* **The task**:
Filter the entries and keep only the lines where the string "icon" appears.

* **Data records**:

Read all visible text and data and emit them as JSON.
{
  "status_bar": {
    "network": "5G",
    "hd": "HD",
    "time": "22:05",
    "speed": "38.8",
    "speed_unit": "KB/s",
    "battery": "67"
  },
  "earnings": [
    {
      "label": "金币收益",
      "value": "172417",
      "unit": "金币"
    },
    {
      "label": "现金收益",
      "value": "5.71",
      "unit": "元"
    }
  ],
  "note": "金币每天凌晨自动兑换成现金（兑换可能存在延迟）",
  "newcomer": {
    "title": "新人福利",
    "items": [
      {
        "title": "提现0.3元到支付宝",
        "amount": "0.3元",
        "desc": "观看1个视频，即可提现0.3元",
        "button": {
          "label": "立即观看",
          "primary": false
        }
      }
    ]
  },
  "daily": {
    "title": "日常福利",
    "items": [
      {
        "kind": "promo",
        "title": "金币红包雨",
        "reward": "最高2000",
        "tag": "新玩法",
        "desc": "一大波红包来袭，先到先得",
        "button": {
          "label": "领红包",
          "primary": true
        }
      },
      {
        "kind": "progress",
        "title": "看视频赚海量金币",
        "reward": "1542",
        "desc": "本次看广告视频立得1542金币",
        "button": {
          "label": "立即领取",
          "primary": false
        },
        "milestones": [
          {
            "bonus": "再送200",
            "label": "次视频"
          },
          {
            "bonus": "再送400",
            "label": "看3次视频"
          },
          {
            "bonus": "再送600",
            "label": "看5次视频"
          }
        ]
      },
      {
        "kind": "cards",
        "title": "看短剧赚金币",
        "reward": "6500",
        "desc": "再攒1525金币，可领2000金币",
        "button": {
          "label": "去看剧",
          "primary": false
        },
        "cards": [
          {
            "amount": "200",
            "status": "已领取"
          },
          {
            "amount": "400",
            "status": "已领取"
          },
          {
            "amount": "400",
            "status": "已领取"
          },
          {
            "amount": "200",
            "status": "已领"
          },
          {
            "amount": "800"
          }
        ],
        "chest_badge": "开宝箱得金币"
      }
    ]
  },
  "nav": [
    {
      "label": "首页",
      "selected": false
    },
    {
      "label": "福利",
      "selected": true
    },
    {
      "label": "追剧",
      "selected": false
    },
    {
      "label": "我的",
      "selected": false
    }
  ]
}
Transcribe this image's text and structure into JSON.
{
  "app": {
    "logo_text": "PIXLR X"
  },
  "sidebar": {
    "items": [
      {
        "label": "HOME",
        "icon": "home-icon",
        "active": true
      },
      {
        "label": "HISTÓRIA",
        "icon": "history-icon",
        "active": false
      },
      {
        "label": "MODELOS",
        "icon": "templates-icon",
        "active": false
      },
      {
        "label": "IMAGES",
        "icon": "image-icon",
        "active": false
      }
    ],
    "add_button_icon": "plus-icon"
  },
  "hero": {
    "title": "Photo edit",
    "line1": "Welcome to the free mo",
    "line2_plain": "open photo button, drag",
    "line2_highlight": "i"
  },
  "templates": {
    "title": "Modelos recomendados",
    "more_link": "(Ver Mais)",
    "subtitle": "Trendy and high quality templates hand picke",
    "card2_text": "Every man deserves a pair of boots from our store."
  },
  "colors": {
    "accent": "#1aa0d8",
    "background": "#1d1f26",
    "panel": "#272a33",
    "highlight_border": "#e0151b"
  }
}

* **Answer section**:
        "icon": "home-icon",
        "icon": "history-icon",
        "icon": "templates-icon",
        "icon": "image-icon",
    "add_button_icon": "plus-icon"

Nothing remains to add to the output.